◆ **ABOUT THIS EXERCISE**
Once every line in the data below has been checked for "клиентами", give the number of lines that hold it, and only that.

◆ **DATA FOR REVIEW**
=======

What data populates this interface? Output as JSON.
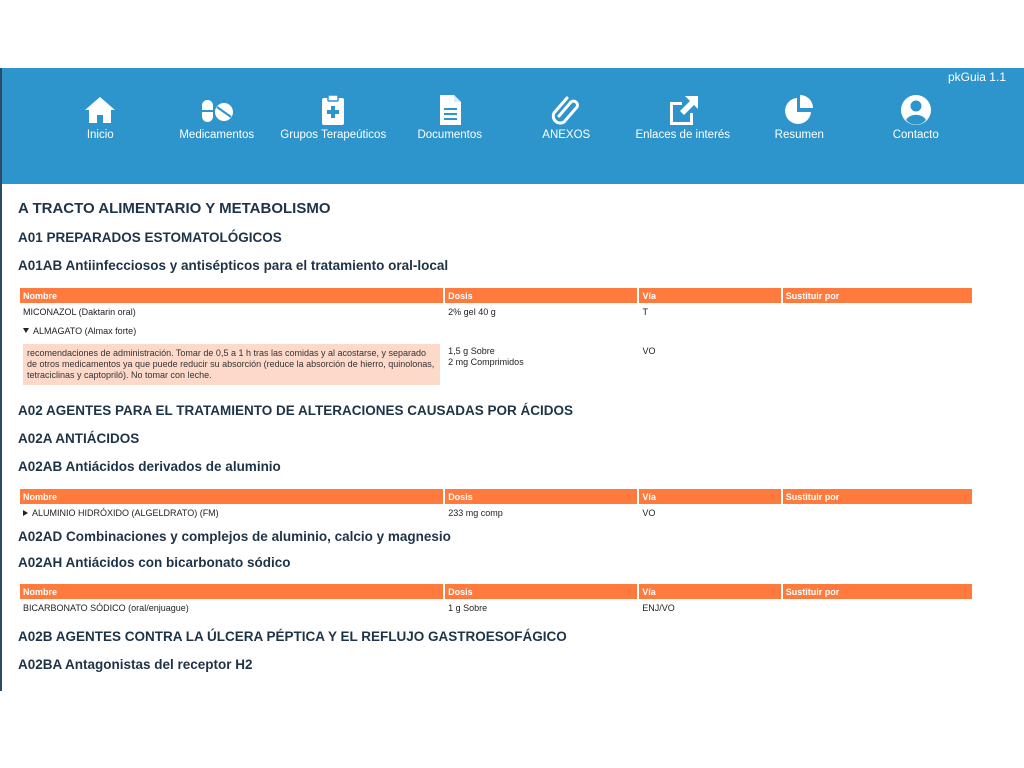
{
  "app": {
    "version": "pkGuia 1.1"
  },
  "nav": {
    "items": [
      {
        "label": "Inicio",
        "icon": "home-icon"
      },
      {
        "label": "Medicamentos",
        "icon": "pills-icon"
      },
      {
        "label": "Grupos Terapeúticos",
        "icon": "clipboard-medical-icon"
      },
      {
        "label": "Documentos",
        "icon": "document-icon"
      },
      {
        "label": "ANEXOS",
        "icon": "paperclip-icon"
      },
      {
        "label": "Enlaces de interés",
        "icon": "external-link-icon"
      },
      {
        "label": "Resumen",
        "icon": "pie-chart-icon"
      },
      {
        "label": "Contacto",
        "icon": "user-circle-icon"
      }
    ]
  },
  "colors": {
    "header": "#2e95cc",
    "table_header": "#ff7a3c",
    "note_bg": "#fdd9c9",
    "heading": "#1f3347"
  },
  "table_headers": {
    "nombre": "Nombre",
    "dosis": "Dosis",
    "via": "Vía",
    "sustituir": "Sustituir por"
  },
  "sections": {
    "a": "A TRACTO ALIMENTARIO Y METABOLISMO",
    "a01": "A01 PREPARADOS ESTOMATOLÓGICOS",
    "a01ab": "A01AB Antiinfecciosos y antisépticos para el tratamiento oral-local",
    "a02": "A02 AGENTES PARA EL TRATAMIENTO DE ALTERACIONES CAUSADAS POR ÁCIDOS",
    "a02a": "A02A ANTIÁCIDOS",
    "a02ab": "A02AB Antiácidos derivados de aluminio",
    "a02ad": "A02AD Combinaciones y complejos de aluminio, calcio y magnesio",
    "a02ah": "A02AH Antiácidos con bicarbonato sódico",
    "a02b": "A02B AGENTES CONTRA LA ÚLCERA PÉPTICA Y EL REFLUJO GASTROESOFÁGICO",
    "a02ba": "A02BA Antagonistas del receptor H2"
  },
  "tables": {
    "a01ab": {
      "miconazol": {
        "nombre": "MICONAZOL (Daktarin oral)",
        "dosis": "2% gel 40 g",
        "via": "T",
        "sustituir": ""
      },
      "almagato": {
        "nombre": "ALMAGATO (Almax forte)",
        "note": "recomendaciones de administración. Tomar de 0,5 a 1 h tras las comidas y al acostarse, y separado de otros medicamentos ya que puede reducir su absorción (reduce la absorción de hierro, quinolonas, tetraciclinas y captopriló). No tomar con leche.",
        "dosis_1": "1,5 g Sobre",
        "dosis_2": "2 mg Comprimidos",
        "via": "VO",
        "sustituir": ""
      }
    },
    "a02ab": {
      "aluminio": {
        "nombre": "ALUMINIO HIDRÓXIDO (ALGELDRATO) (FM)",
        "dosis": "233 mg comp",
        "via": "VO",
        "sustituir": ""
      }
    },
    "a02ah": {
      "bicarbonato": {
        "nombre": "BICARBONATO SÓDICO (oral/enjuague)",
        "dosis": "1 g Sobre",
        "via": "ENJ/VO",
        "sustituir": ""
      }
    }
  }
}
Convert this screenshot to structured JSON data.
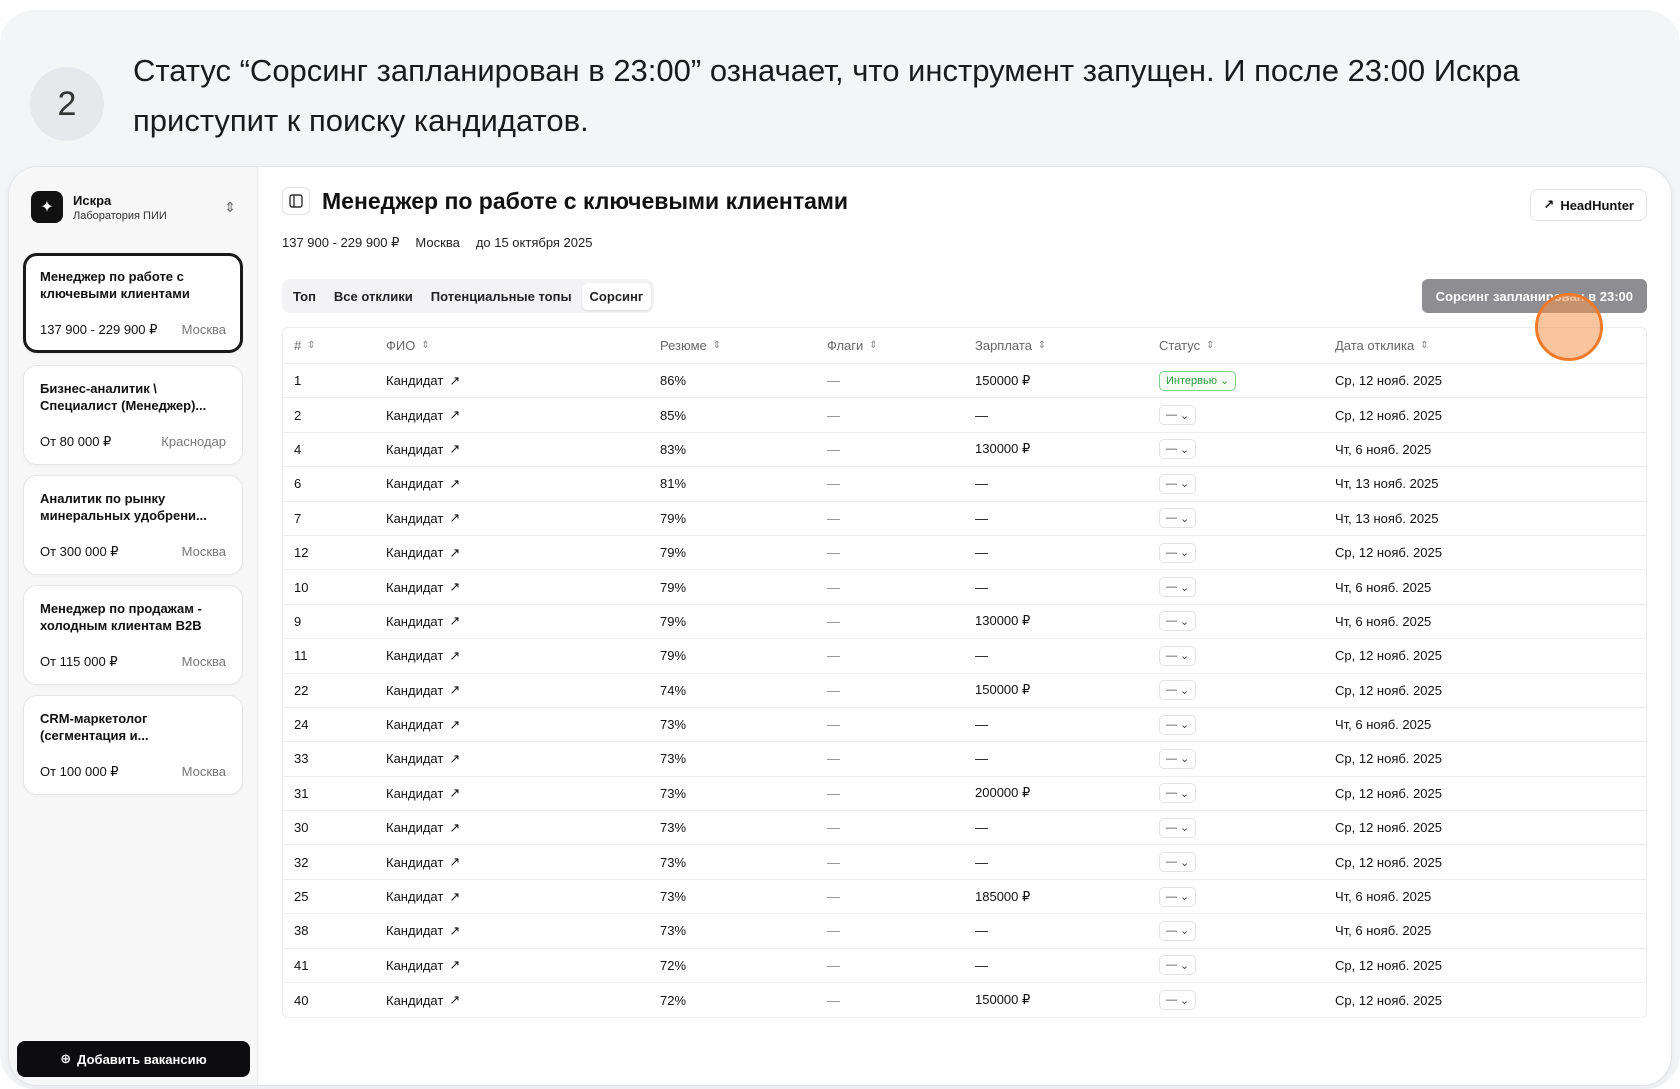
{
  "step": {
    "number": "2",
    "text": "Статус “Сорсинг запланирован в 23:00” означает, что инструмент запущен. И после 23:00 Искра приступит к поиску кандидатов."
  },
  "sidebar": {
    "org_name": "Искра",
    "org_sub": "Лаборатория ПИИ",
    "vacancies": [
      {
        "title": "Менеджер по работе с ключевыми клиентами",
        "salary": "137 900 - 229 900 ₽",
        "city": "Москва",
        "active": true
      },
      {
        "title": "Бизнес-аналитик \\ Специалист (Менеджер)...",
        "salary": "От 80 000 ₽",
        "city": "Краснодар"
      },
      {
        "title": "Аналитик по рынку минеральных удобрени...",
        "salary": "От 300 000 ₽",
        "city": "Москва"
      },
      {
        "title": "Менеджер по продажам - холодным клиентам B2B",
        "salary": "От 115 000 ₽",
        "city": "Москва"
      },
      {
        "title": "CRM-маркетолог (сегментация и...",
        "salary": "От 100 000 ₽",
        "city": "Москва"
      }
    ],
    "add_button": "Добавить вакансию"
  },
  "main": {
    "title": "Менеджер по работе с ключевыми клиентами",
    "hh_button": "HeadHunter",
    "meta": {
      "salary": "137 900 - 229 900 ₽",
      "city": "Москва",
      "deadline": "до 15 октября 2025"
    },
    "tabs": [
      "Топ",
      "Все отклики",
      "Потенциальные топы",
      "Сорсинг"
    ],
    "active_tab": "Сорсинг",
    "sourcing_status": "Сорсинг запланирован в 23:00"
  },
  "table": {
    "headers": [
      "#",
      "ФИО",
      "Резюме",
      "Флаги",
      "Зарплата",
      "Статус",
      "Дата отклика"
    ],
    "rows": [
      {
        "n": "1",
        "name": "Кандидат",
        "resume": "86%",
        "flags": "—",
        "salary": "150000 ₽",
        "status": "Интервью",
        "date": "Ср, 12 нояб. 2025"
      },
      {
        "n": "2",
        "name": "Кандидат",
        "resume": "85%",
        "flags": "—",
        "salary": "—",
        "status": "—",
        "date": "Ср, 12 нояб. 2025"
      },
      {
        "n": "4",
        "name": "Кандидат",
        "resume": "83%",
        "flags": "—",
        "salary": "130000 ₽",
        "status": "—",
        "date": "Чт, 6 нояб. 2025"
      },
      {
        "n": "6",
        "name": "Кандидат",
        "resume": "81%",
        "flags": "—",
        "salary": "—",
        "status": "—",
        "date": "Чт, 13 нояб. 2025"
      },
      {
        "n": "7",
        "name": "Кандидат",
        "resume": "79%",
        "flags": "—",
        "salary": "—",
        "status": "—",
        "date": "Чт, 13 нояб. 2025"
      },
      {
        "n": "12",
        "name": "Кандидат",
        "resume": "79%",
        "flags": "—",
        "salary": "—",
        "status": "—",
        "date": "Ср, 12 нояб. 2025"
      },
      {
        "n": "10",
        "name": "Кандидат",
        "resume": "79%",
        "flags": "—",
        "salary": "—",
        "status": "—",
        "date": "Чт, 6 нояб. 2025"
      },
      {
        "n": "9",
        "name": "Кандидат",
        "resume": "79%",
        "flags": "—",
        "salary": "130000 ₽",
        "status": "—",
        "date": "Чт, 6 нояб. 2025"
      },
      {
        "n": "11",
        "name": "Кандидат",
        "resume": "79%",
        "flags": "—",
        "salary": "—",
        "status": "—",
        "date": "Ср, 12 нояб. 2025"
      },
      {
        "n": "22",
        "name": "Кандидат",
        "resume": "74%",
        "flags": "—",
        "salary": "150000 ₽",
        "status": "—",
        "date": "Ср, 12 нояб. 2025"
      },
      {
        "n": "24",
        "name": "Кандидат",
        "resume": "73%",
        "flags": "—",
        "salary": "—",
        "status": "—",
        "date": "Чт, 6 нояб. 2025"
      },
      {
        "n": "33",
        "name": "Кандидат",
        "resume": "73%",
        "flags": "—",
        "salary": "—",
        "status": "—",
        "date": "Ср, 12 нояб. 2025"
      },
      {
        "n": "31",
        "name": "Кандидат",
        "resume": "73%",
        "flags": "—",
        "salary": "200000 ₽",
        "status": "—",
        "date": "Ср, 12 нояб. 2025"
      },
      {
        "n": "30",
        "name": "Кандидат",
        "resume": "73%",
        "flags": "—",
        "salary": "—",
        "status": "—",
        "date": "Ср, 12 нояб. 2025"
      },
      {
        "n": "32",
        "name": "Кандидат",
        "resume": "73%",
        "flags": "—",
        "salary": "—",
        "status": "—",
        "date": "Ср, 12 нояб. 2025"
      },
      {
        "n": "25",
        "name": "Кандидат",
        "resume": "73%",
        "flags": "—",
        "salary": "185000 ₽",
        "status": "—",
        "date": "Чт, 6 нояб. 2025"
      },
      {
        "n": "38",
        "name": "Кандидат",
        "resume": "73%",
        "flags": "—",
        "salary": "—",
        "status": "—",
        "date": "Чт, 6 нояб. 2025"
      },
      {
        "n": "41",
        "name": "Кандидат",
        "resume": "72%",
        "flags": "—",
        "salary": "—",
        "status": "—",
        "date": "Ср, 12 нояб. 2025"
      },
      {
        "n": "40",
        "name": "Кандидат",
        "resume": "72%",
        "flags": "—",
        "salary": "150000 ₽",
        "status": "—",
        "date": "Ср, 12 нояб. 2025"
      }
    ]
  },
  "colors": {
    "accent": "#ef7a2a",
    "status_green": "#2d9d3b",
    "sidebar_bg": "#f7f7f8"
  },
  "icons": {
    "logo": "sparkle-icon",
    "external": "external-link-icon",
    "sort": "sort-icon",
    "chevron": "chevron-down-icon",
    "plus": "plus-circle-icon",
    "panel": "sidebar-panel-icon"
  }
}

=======

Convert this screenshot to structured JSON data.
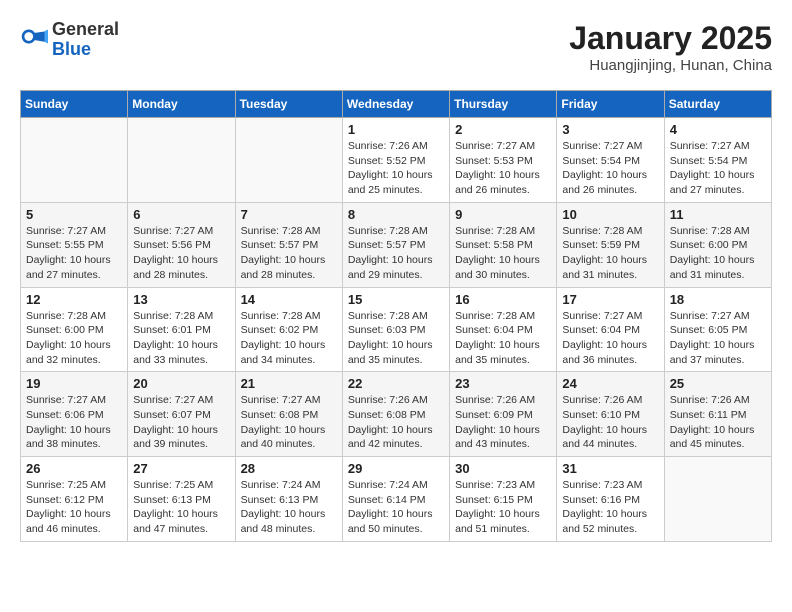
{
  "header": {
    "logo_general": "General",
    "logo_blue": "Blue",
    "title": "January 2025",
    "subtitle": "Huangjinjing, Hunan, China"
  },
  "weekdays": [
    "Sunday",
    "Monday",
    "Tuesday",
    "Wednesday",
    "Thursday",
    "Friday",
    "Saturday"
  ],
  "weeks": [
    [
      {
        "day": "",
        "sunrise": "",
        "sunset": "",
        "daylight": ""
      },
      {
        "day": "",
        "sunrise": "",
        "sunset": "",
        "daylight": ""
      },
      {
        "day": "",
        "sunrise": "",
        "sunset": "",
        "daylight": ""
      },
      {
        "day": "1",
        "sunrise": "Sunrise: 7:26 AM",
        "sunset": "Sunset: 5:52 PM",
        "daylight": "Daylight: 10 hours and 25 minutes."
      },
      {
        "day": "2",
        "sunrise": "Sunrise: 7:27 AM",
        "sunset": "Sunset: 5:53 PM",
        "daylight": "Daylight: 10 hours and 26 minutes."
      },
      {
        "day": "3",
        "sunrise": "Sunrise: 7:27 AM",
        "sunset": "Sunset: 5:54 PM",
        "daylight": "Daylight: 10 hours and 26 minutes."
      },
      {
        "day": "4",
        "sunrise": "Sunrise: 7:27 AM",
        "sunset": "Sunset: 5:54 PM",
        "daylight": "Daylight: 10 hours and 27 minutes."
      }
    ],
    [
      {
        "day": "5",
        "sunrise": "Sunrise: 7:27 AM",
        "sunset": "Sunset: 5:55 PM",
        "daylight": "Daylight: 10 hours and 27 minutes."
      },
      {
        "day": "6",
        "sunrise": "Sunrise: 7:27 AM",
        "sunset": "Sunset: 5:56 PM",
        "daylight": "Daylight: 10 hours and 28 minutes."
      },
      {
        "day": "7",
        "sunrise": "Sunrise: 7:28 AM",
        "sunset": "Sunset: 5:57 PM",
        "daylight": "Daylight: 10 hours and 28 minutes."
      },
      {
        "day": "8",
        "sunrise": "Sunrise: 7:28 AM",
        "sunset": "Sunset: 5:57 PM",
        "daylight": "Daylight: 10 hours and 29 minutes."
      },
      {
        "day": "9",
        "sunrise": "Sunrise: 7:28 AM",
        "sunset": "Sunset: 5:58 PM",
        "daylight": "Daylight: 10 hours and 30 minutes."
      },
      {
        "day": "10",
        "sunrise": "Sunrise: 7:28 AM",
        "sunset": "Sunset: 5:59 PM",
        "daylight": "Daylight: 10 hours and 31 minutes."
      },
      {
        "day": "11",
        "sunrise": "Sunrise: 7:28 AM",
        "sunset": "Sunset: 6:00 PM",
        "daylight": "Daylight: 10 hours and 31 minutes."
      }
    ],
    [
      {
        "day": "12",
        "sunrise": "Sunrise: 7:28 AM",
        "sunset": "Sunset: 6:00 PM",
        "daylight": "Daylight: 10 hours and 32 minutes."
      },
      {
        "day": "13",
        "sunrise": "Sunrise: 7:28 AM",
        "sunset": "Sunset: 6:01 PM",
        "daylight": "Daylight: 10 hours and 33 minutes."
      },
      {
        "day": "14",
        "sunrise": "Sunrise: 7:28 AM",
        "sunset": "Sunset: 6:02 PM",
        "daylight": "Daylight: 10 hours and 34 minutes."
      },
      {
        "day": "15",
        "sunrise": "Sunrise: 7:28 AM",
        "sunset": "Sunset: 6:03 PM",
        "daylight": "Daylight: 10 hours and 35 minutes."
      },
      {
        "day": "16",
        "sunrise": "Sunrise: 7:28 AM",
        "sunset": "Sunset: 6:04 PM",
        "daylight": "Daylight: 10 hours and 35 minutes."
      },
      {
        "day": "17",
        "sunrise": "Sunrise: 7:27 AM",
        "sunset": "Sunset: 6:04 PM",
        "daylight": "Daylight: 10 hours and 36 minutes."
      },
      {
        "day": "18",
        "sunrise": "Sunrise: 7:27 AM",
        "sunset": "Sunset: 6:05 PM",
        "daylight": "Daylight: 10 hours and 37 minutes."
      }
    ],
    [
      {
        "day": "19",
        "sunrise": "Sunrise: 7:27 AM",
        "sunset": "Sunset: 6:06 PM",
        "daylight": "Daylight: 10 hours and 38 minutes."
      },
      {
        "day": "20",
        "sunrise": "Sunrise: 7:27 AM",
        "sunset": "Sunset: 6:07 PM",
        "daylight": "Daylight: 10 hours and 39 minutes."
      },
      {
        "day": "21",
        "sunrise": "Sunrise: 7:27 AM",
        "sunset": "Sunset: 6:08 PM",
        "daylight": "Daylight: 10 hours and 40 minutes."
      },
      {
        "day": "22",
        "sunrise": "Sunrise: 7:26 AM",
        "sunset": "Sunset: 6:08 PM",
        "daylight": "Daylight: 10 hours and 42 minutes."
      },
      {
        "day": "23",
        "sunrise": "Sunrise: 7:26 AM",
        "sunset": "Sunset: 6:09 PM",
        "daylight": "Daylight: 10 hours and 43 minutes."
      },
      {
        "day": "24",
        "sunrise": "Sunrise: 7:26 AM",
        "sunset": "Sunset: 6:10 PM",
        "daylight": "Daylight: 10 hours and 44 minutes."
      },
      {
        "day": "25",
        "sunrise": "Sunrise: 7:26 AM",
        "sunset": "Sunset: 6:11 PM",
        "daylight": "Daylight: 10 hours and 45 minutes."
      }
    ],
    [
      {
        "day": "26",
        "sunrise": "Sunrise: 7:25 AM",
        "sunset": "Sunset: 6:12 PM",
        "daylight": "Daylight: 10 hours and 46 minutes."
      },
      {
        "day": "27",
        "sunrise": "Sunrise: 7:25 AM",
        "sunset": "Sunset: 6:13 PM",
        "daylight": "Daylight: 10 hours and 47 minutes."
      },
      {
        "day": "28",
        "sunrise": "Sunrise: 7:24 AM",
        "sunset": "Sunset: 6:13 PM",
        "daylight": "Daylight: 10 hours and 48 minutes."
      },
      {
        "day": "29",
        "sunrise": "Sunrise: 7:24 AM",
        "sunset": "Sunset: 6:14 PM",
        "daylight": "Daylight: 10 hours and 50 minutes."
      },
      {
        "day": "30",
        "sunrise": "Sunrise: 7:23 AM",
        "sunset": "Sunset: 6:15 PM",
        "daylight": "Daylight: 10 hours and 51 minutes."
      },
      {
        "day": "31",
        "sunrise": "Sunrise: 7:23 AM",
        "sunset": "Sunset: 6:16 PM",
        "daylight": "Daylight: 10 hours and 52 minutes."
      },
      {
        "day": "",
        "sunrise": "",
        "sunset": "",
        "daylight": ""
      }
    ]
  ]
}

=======

◆ **RESULT OF THIS TASK**
2